The survey reported that June of 2006 was the highest in the number of cases of suicide, as it witnessed about 297 cases, while February 2006 was the lowest with only 82 cases.

Dr. Abdul-Rahman Al Nagar, Director of the National Poison Control Center, commented on the survey, confirming that the number of those committing suicide is on the rise especially among young individuals. Dr. Al Nagar attributed the increasing numbers of suicide cases to poverty, unemployment and family problems, considering them the main reasons behind the suicide cases handled by the National Poison Control Center

Dr. Thoraya Abdul Gawaad, a sociology professor at Monofiya University, confirmed that the difficult economic and social conditions facing Egyptians stoked the suicide phenomenon. She added that the youth in particular commit suicide when they cannot fulfill their aspirations or secure a better future.

Dr. Thoraya pointed out that this serious phenomenon can be curbed only by changing the current bad economic and social conditions and eradicating all aspects of corruption to enable the youth to get fair job opportunities that may provide a decent living and a safe future.

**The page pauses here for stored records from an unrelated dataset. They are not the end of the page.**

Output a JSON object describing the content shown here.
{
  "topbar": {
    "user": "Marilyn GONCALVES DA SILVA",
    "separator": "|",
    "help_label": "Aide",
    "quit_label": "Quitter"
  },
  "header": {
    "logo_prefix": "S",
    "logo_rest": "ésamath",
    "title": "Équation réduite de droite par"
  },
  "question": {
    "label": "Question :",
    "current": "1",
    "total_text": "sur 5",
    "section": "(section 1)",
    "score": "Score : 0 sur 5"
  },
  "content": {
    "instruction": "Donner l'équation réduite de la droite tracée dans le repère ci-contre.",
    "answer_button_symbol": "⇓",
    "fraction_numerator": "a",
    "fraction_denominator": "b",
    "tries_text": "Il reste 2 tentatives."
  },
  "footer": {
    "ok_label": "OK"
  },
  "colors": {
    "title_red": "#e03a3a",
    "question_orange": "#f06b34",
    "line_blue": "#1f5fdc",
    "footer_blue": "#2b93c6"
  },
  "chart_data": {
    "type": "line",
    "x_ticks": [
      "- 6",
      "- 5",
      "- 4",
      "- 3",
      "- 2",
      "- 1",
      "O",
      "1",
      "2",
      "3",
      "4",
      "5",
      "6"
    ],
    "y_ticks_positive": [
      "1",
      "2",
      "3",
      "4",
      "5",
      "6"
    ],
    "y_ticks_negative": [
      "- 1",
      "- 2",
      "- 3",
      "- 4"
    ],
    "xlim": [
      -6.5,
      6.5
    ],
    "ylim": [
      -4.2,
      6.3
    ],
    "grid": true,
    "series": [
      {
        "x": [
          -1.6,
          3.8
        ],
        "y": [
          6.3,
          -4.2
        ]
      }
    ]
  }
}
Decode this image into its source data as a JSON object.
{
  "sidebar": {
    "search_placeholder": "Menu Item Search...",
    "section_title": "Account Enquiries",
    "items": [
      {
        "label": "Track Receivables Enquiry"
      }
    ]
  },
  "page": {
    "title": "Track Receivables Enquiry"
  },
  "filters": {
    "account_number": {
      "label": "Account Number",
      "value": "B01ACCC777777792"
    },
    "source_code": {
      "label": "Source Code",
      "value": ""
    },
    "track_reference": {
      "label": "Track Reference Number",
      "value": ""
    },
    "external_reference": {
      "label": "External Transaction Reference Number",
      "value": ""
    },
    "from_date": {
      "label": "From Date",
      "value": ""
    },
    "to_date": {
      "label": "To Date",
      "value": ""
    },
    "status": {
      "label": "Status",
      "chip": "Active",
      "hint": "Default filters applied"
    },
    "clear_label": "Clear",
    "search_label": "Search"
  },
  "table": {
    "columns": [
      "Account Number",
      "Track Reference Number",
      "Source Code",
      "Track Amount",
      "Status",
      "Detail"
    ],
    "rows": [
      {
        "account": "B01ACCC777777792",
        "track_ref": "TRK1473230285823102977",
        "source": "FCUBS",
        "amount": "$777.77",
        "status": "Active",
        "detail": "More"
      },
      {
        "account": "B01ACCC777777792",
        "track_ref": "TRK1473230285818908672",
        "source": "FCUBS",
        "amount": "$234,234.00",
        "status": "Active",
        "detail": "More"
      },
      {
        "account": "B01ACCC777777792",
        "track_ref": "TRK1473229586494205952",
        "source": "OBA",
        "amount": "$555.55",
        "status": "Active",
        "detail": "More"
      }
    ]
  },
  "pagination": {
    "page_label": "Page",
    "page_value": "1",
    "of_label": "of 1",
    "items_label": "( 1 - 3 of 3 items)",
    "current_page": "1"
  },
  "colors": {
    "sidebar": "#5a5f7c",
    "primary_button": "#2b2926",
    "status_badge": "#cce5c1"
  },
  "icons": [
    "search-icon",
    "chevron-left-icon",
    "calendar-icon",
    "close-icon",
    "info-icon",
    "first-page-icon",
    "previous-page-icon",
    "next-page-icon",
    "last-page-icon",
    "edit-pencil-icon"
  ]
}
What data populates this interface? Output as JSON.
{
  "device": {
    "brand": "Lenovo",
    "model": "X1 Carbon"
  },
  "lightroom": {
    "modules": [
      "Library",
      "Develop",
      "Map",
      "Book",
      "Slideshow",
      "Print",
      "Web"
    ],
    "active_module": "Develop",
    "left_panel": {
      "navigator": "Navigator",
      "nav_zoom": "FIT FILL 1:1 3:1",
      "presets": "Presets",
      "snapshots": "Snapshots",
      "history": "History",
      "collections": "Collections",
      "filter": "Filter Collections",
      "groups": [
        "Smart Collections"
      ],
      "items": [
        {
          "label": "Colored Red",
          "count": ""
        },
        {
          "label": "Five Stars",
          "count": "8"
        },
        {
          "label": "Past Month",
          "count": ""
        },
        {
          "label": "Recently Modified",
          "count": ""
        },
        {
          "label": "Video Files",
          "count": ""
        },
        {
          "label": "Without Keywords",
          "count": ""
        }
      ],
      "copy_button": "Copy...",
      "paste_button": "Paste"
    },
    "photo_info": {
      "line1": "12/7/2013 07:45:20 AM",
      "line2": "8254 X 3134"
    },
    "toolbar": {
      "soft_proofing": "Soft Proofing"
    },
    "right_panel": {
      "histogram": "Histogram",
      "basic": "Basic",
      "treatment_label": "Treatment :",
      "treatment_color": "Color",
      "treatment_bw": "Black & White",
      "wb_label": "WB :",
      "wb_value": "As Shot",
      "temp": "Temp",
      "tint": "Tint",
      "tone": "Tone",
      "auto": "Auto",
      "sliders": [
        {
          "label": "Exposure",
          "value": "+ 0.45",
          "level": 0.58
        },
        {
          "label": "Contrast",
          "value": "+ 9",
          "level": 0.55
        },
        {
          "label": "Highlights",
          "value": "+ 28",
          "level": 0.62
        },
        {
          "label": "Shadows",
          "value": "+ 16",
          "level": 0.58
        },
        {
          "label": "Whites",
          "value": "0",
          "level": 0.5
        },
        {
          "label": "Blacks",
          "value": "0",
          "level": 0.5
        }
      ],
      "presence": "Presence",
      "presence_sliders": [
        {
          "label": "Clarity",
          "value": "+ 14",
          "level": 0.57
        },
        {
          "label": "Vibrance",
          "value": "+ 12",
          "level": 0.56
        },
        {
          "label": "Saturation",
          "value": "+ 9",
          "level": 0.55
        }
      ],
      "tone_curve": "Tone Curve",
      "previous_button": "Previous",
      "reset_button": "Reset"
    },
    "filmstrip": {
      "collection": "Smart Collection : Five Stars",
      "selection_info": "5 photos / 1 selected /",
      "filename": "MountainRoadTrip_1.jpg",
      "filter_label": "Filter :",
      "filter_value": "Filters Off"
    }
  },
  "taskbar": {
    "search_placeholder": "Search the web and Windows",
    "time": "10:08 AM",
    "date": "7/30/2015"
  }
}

Dr. Azza Karim, a professor at the National Center for Social Studies said that the suicide was not like this twenty years ago; however, the harsh life Egyptians are facing is driving many into committing suicide to escape the painful reality that they can”t change, pointing out that such a serious increase in rates of suicide proves that the society